    Videodrome

    ★★★★½

    Could be David Cronenberg's most important, visionary, and ambitious work. A cult film that is disturbing and visually grotesque, so not for the faint of heart.
    Thought-provoking, not least because the film is a window into the future: Freely available information, avatar names, the limits of satisfaction and entertainment, the effects on your surroundings and on the mind of watching violence, sex or torture, and whether entertainment is at the expense of something more worthwhile. Does viewing kill our brain…

  • The Lodger: A Story of the London Fog

    The Lodger: A Story of the London Fog

    ★★★

    So many versions available on YouTube so I decided to go with the official dvd from the library.

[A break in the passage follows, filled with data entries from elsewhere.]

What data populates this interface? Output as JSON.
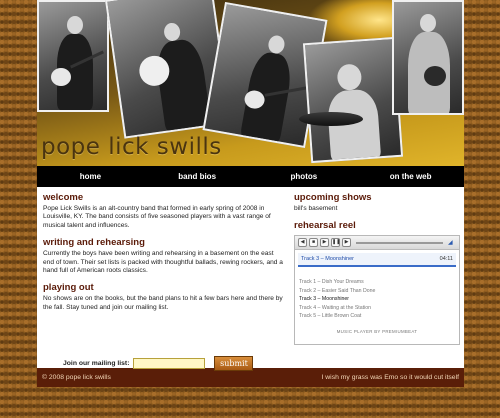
{
  "site": {
    "title": "pope lick swills"
  },
  "nav": [
    {
      "label": "home"
    },
    {
      "label": "band bios"
    },
    {
      "label": "photos"
    },
    {
      "label": "on the web"
    }
  ],
  "main": {
    "welcome": {
      "heading": "welcome",
      "text": "Pope Lick Swills is an alt-country band that formed in early spring of 2008 in Louisville, KY. The band consists of five seasoned players with a vast range of musical talent and influences."
    },
    "writing": {
      "heading": "writing and rehearsing",
      "text": "Currently the boys have been writing and rehearsing in a basement on the east end of town. Their set lists is packed with thoughtful ballads, rewing rockers, and a hand full of American roots classics."
    },
    "playing": {
      "heading": "playing out",
      "text": "No shows are on the books, but the band plans to hit a few bars here and there by the fall. Stay tuned and join our mailing list."
    },
    "mailing": {
      "label": "Join our mailing list:",
      "value": "",
      "submit_label": "submit"
    }
  },
  "sidebar": {
    "shows": {
      "heading": "upcoming shows",
      "text": "bill's basement"
    },
    "reel": {
      "heading": "rehearsal reel",
      "now_playing": "Track 3 – Moonshiner",
      "time": "04:11",
      "progress_fraction": 0.98,
      "tracks": [
        {
          "label": "Track 1 – Dish Your Dreams"
        },
        {
          "label": "Track 2 – Easier Said Than Done"
        },
        {
          "label": "Track 3 – Moonshiner"
        },
        {
          "label": "Track 4 – Waiting at the Station"
        },
        {
          "label": "Track 5 – Little Brown Coat"
        }
      ],
      "active_index": 2,
      "credit": "MUSIC PLAYER BY PREMIUMBEAT",
      "accent_color": "#3a6cc8"
    }
  },
  "footer": {
    "copyright": "© 2008 pope lick swills",
    "tagline": "I wish my grass was Emo so it would cut itself"
  },
  "colors": {
    "heading": "#5a1a08",
    "nav_bg": "#000000",
    "footer_bg": "#5a1e08",
    "background": "#8a5a1e"
  }
}
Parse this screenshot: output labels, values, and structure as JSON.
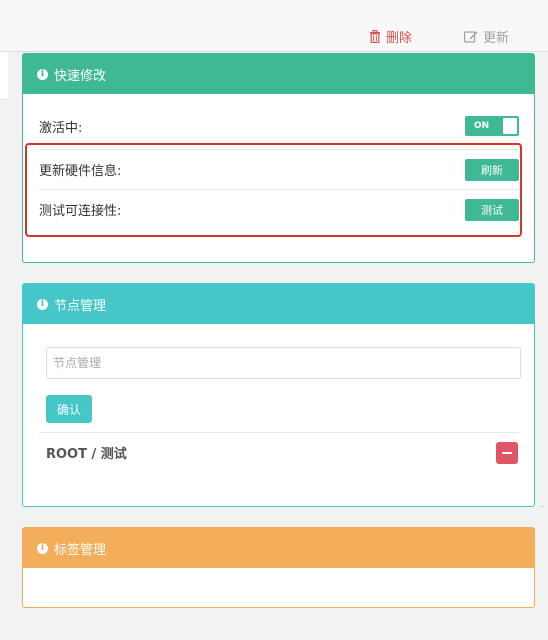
{
  "toolbar": {
    "delete_label": "删除",
    "update_label": "更新",
    "delete_icon": "trash-icon",
    "update_icon": "edit-icon"
  },
  "quick_edit": {
    "title": "快速修改",
    "active_label": "激活中:",
    "active_toggle": "ON",
    "refresh_label": "更新硬件信息:",
    "refresh_button": "刷新",
    "test_label": "测试可连接性:",
    "test_button": "测试"
  },
  "node_manage": {
    "title": "节点管理",
    "input_placeholder": "节点管理",
    "input_value": "",
    "confirm_button": "确认",
    "node_path": "ROOT / 测试"
  },
  "tag_manage": {
    "title": "标签管理"
  },
  "colors": {
    "green": "#3fb995",
    "teal": "#45c7c9",
    "orange": "#f4ad5a",
    "red": "#d9534f",
    "highlight_border": "#d9342b"
  }
}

The score fits well for a thriller and particularly the chase ending stayed with me. I liked the cinematic approach to storytelling, pulling coat up over face, handcuffs, portraits on the walls, and so on. An impressive trick is when the family look up and we see the lodger (worm 's eye view) restlessly walking alone in his upstairs room. Thematically the same old from Hitchcock, this time in silent.